Memory Contributions to Decision Making

Zhihao is committed to connecting the rich literature in consumer behavior and cognitive science to advance our understanding of consumer choices. A main focus of Zhihao's work is to build and test formal, mechanistic models of open-ended consumer decisions that involve option generation from memory retrieval, as well as to explore their consumer welfare and managerial implications, such as predicting the return on investment (ROI) of brand awareness campaigns. 

Representative publication:

  • Zhang, Z., Wang, S., Good, M., Hristova, S., Kayser A. S., & Hsu, M. (2021). Retrieval-constrained valuation: Toward prediction of open-ended decisions. Proceedings of the National Academy of Sciences, 118(20).


Modeling Consumer Mindset with Big Data

The second focus of Zhihao's research seeks to decode key aspects of the consumer mindset, e.g. memory, knowledge, and attitude, using big data, especially large-scale text data from the real world.

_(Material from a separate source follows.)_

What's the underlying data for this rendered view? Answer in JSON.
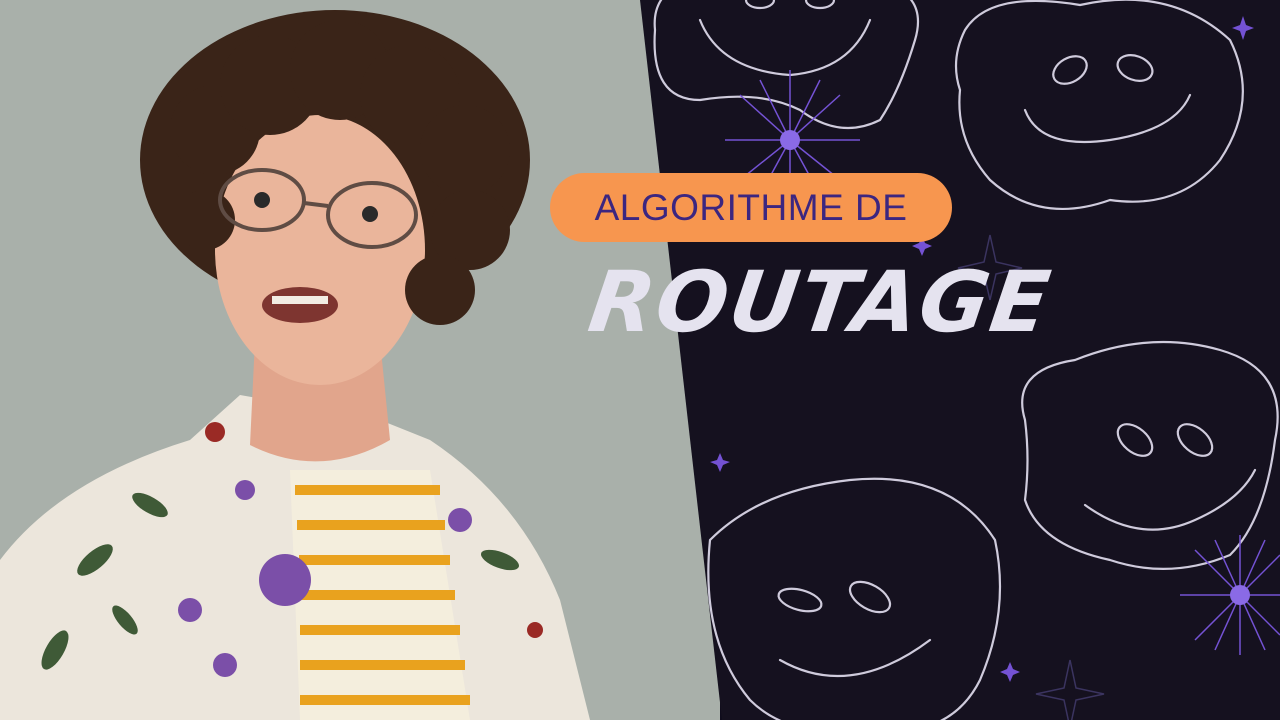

Leveraging cutting-edge natural language processing (NLP) techniques, Zhihao and his colleagues have shown that consumer brand memory and knowledge, as well as their evolution over time, can be accurately inferred from text data such as Wikipedia and New York Times. These findings may provide flexible and fully scalable tools for marketers in better understanding and tracking the "share of mind" of their brands and products.

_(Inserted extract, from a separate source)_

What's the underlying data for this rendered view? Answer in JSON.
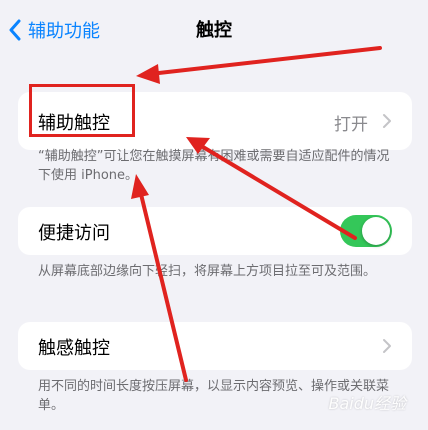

Representative publication:

  • Zhang, Z., Kayser A. S., & Hsu, M. Automated inference of consumer brand recall from large-scale text corpora. In revision.

Informing Law with Neuroscience

Another stream of Zhihao's work involves the application of neuroscientific tools to important questions in law and public policy that lack reliable empirical answers. Zhihao is particularly interested in the "reasonable person standard" that plays a key role in many areas of law. Zhihao and his colleagues have developed an approach for improving the objectivity in determining trademark similarity perceived by the "reasonable person" using brain imaging, and are working to expand this work to other domains of law with similar challenges.

Representative publication:

  • Zhang, Z., Good, M., Kulikov, V., van Horen, F., Kayser A. S., & Hsu, M. From Scanner to Court: Toward a neuroscientifically informed “reasonable person” test. ​Under review.